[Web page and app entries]
========================================================================

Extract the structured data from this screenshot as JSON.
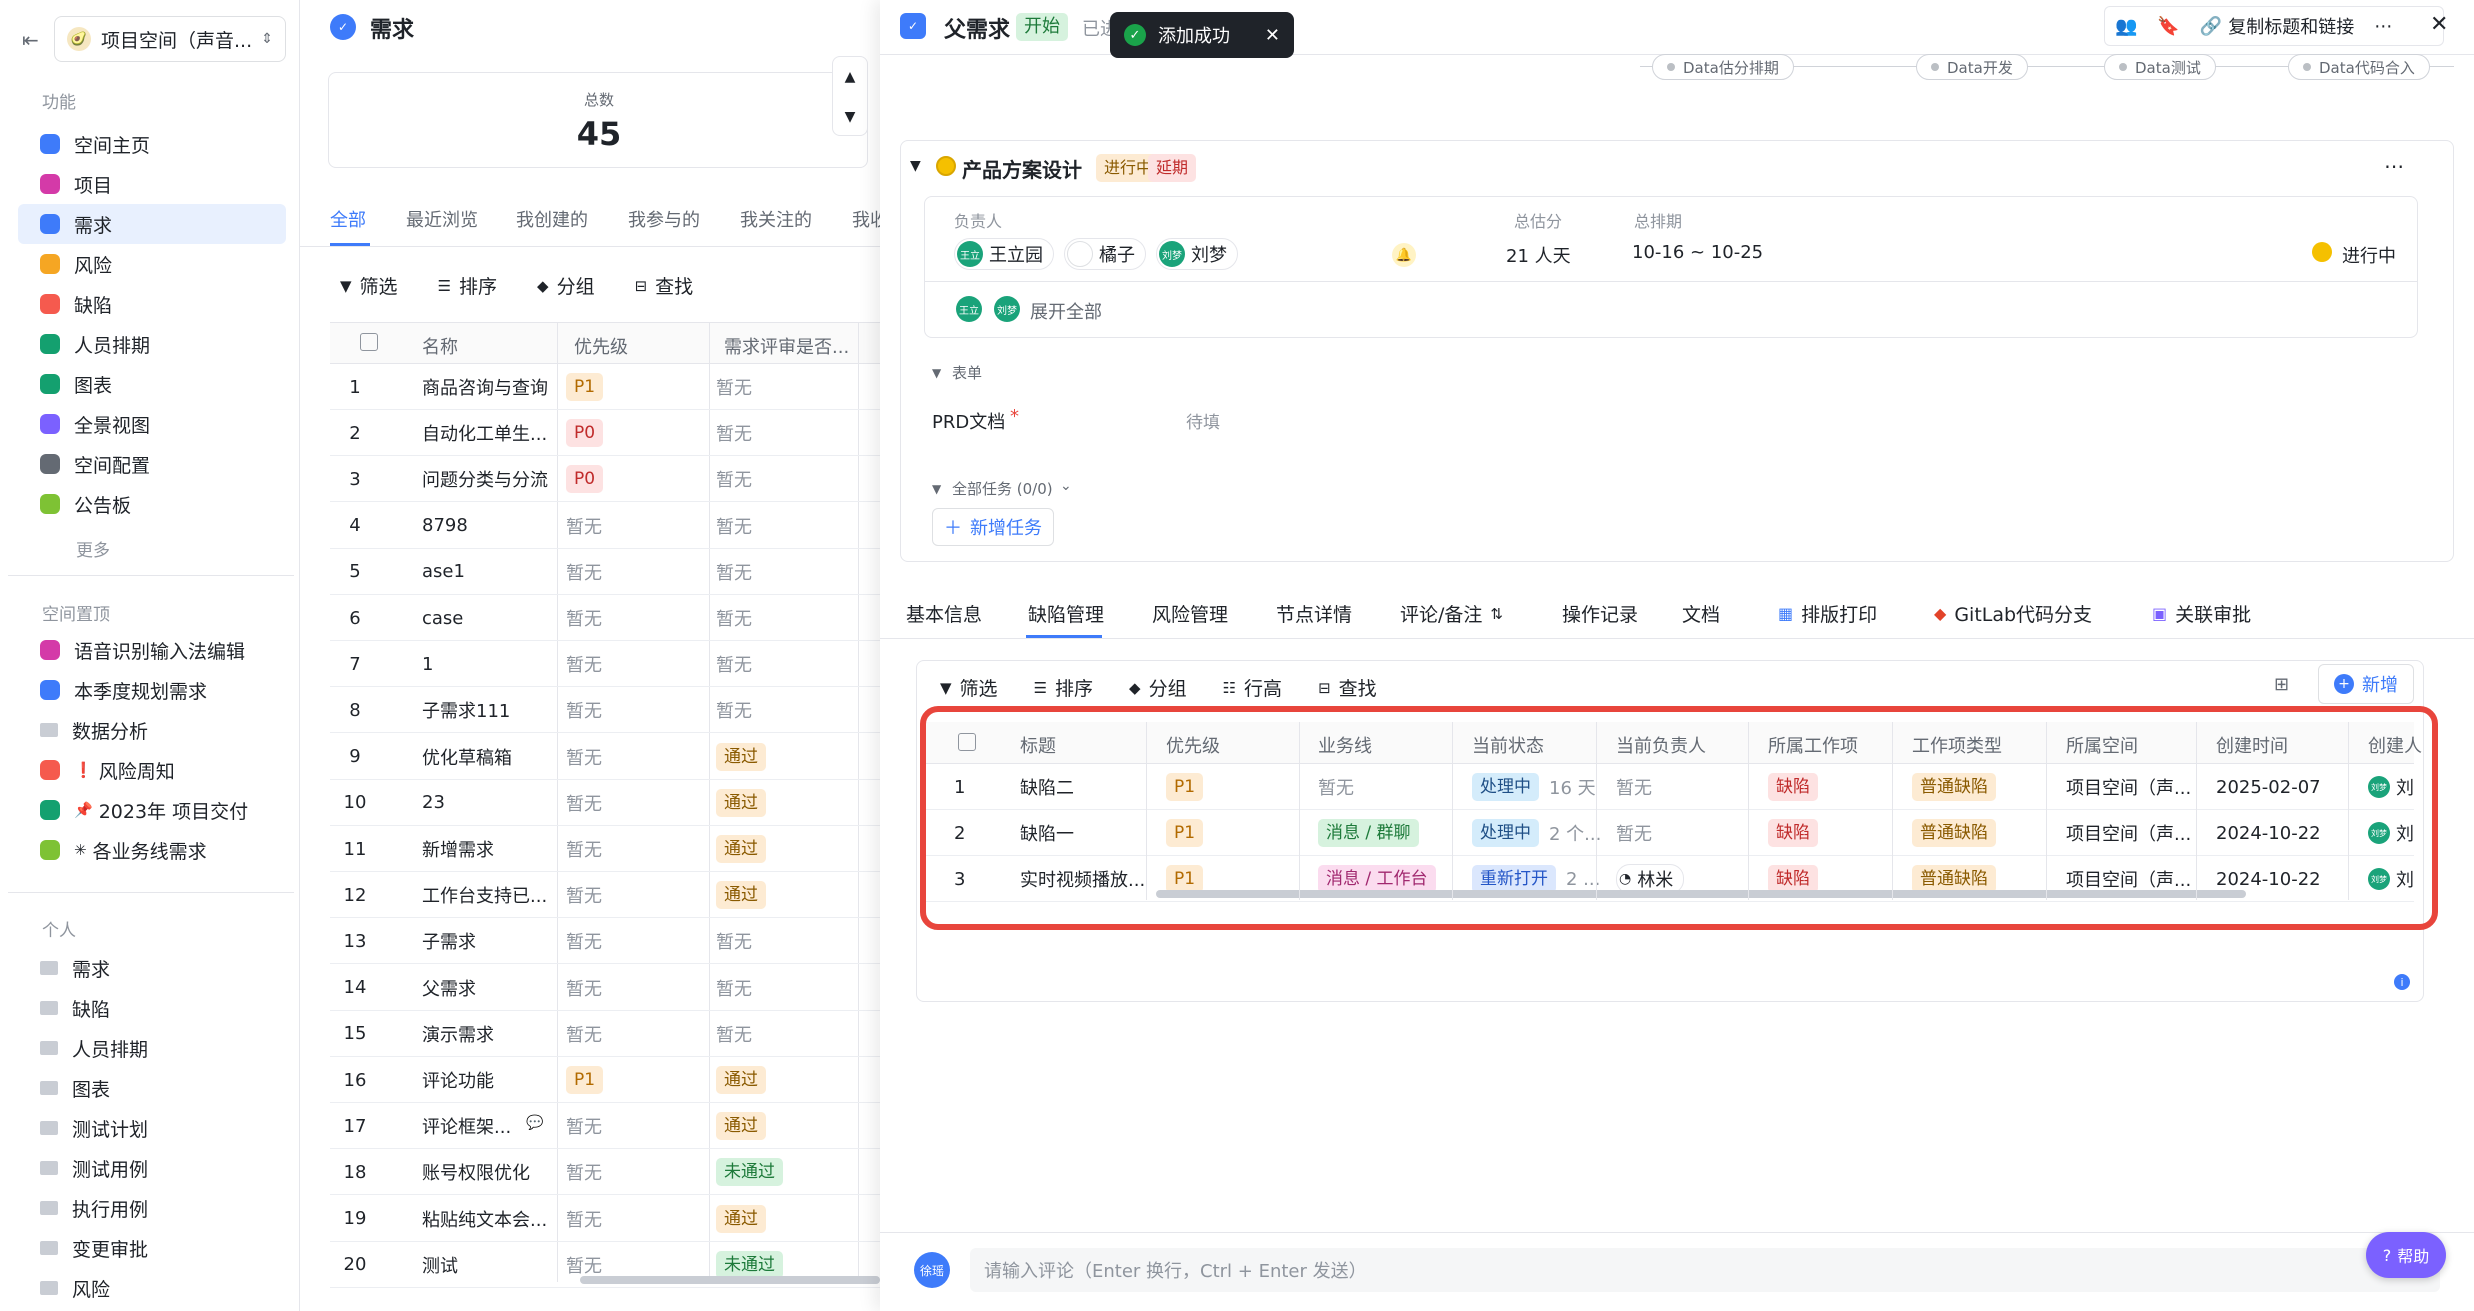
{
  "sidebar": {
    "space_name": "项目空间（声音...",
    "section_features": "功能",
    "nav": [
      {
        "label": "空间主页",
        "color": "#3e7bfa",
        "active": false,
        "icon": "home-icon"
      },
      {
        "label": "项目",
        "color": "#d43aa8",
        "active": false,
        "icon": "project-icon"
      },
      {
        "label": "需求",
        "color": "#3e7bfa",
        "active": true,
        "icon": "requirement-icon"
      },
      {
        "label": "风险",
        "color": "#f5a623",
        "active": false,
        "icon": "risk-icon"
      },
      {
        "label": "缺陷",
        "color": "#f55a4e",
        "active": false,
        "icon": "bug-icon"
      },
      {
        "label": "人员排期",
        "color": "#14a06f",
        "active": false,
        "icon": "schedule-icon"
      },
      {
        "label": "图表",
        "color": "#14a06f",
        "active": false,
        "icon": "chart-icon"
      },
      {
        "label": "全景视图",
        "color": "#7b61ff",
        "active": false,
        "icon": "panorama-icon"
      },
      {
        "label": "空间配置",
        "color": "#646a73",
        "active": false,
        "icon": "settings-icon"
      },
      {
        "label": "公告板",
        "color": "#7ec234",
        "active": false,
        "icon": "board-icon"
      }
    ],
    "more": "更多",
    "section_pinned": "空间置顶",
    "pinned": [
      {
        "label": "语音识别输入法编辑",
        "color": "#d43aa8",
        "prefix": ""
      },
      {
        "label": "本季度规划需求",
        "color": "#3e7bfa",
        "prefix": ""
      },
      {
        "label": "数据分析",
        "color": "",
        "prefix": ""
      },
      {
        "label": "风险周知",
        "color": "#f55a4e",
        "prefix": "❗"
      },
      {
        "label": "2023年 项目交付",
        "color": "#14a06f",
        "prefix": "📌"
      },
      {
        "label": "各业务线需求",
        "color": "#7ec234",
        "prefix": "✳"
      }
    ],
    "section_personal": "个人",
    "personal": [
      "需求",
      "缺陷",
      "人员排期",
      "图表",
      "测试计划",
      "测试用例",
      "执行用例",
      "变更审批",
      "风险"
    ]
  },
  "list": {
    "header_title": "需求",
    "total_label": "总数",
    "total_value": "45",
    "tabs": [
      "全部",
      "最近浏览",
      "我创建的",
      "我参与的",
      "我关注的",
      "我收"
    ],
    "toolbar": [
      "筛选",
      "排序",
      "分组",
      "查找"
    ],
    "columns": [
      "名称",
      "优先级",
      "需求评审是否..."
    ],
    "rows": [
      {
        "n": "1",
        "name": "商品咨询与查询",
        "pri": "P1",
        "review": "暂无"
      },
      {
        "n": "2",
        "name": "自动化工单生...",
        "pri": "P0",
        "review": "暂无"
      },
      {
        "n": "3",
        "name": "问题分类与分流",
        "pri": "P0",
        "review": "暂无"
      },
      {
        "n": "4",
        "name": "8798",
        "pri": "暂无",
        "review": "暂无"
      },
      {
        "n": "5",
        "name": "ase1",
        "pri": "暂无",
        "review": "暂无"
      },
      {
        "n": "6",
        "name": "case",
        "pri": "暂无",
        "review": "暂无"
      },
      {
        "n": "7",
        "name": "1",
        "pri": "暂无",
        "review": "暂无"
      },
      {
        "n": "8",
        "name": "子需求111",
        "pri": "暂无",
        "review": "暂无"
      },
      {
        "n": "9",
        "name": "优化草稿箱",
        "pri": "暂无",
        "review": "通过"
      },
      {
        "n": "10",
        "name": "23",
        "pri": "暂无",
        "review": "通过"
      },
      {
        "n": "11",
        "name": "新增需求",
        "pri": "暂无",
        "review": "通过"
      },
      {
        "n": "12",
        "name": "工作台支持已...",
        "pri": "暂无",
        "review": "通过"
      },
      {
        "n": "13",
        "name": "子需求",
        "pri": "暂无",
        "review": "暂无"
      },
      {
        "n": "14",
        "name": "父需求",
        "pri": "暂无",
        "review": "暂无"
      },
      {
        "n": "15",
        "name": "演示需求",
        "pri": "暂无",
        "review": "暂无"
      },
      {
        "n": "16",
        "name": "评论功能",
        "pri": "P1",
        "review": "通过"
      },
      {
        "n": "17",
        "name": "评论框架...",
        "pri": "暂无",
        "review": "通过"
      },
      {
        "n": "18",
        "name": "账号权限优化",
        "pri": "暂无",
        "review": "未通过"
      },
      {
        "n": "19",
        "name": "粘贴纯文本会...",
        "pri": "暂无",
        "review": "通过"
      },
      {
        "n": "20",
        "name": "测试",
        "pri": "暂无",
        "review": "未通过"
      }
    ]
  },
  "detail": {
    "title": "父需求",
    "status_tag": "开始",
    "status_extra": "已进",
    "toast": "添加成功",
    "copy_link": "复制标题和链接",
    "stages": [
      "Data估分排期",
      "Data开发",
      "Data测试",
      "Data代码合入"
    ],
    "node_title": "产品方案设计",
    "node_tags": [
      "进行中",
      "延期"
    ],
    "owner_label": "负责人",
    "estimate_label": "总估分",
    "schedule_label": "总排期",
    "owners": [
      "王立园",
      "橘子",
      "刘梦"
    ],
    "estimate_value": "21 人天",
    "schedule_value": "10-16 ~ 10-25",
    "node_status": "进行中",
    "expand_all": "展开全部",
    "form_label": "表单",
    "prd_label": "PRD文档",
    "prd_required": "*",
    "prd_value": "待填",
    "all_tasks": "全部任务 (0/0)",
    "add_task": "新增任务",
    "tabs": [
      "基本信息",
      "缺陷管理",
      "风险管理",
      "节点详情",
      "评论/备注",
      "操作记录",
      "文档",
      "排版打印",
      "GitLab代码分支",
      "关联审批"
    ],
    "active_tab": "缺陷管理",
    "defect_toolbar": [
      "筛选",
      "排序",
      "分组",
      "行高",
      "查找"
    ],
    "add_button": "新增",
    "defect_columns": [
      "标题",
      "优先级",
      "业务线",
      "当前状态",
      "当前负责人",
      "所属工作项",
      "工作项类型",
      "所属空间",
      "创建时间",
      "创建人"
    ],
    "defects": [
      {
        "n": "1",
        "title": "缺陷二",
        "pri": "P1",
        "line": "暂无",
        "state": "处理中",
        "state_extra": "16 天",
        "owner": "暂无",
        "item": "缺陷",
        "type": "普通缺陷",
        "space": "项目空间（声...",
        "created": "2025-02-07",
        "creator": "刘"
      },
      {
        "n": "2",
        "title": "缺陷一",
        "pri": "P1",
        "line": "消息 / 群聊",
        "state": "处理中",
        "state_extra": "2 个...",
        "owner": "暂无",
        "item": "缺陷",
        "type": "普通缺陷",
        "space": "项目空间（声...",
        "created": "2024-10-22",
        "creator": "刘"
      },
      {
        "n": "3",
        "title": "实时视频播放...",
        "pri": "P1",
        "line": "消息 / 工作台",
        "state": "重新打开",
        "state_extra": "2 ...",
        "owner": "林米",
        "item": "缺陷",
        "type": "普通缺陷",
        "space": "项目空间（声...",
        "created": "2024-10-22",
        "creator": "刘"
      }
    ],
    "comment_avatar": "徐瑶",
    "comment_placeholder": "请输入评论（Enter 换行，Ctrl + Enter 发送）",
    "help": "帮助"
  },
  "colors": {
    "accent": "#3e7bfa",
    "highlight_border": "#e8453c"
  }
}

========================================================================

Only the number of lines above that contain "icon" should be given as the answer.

10